> What the task requires
Report each line of the material below where the word "false" can be found.

> Material supplied
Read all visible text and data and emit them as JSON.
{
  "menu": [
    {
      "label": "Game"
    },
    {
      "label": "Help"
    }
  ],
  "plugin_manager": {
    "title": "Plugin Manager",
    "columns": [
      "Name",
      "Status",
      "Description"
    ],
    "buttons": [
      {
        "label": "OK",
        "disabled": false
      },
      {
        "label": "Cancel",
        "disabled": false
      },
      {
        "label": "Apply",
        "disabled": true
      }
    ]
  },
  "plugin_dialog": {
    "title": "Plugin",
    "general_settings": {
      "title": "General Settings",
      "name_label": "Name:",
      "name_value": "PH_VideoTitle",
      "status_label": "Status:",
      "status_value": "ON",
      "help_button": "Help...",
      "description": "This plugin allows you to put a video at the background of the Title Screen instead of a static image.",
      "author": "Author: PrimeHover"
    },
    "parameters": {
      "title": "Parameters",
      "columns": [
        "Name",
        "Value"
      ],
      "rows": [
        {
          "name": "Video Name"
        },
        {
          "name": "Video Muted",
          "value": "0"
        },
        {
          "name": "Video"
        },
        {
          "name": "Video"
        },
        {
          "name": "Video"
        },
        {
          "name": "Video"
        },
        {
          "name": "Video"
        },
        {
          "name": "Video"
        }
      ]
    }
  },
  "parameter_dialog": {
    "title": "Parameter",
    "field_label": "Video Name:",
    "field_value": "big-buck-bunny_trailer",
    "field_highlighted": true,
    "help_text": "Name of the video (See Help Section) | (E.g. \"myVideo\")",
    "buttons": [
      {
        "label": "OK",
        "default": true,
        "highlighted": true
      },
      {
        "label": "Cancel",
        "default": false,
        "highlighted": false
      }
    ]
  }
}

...

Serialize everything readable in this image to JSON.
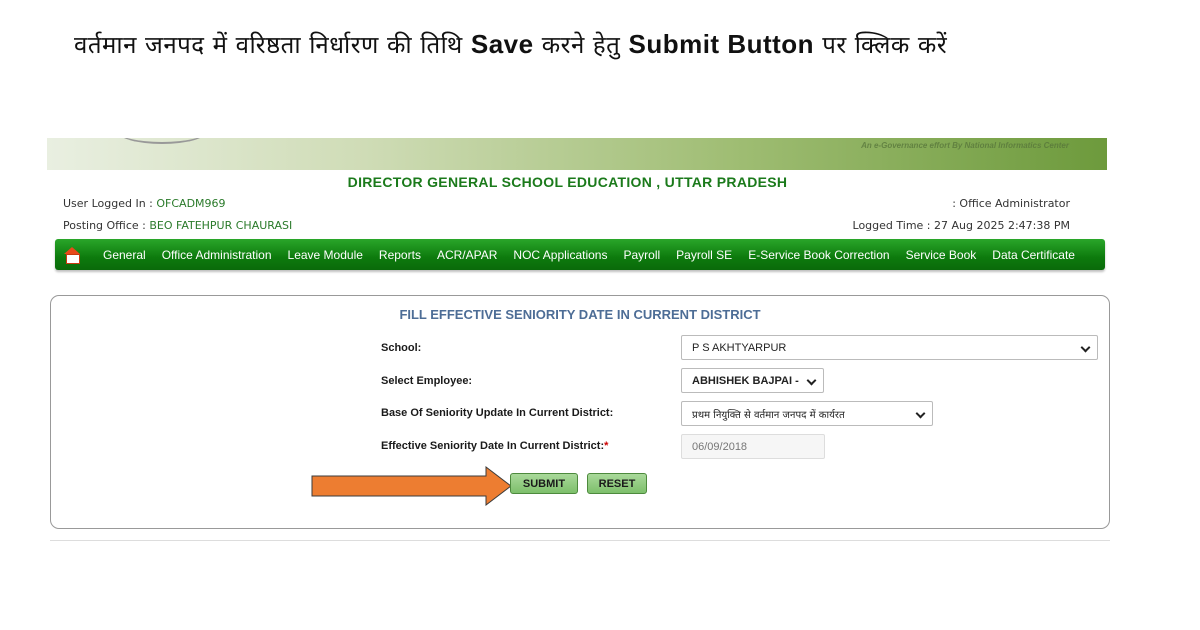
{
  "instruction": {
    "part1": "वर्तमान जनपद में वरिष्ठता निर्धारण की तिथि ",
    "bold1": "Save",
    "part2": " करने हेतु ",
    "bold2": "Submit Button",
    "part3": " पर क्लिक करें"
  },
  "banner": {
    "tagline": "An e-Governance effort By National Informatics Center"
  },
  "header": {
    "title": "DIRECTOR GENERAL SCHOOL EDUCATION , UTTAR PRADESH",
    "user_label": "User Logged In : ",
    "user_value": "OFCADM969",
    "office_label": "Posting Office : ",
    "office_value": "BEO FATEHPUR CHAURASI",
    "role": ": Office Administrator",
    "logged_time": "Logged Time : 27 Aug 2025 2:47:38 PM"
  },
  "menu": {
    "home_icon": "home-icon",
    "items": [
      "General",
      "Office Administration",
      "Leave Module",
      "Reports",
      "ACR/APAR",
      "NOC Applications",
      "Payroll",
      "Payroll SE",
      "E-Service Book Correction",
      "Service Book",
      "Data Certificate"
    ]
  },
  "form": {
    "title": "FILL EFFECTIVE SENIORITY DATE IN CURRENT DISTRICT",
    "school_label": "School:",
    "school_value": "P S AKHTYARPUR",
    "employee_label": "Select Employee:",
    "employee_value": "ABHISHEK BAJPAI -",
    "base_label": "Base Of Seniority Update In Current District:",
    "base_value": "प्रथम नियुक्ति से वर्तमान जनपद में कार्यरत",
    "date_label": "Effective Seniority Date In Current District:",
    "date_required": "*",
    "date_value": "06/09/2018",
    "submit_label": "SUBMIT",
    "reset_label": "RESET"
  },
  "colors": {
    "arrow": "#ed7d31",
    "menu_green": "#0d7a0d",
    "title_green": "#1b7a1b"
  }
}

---

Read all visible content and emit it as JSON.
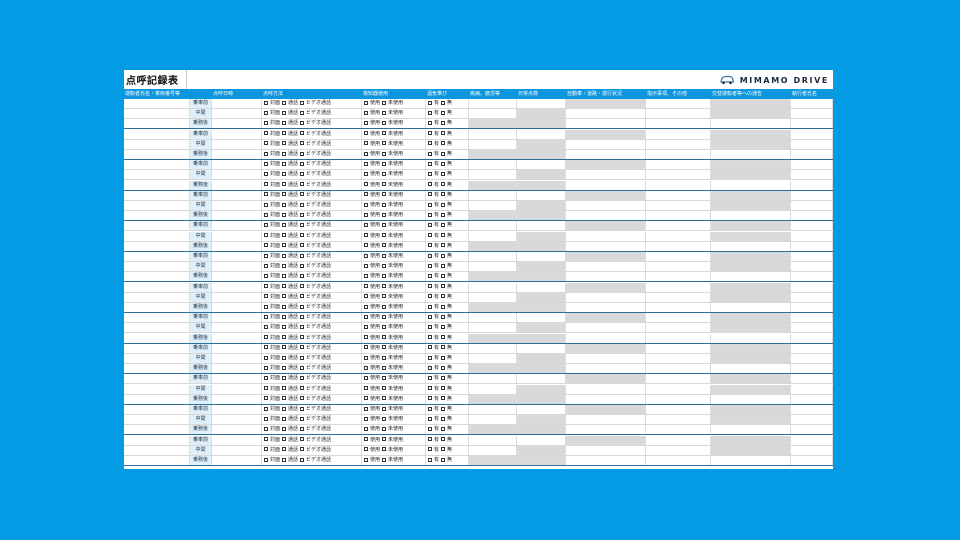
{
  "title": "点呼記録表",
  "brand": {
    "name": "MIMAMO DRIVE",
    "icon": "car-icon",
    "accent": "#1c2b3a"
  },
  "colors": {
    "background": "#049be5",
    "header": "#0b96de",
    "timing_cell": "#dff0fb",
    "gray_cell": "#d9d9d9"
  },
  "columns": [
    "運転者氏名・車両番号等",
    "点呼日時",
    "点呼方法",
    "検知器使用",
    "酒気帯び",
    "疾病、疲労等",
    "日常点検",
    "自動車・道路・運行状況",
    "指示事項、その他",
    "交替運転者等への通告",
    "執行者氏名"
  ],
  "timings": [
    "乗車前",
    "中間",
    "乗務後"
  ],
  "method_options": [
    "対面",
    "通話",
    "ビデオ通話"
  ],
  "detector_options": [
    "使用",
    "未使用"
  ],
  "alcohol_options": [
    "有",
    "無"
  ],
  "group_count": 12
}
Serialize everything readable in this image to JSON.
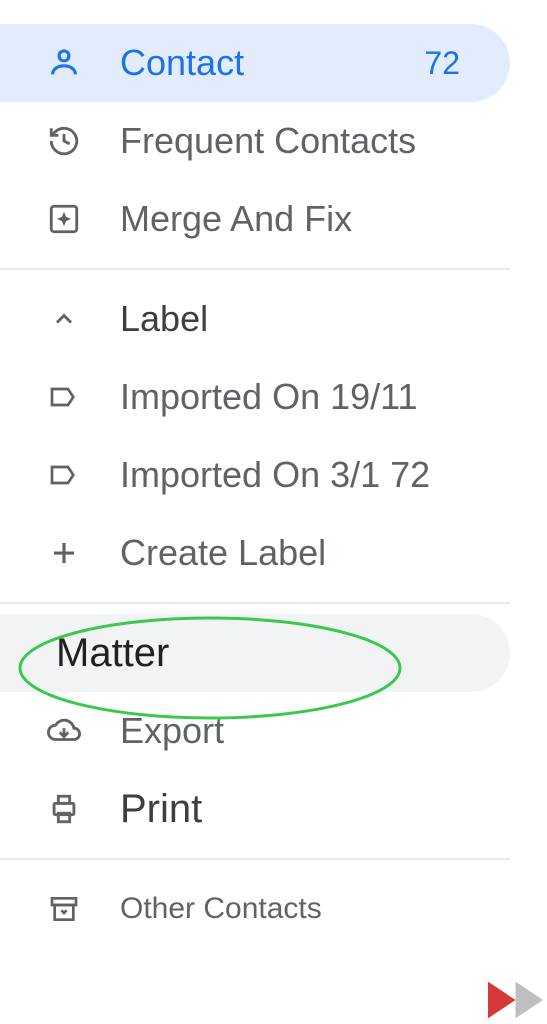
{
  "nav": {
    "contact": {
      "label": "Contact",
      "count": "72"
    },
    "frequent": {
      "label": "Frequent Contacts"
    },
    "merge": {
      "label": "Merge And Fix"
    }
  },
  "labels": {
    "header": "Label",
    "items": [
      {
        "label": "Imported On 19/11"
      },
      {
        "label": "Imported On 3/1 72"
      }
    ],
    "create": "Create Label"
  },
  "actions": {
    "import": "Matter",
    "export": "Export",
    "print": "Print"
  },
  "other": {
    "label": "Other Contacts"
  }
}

> Reply
        "disabled": false
        "disabled": false
        "default": false,
        "highlighted": false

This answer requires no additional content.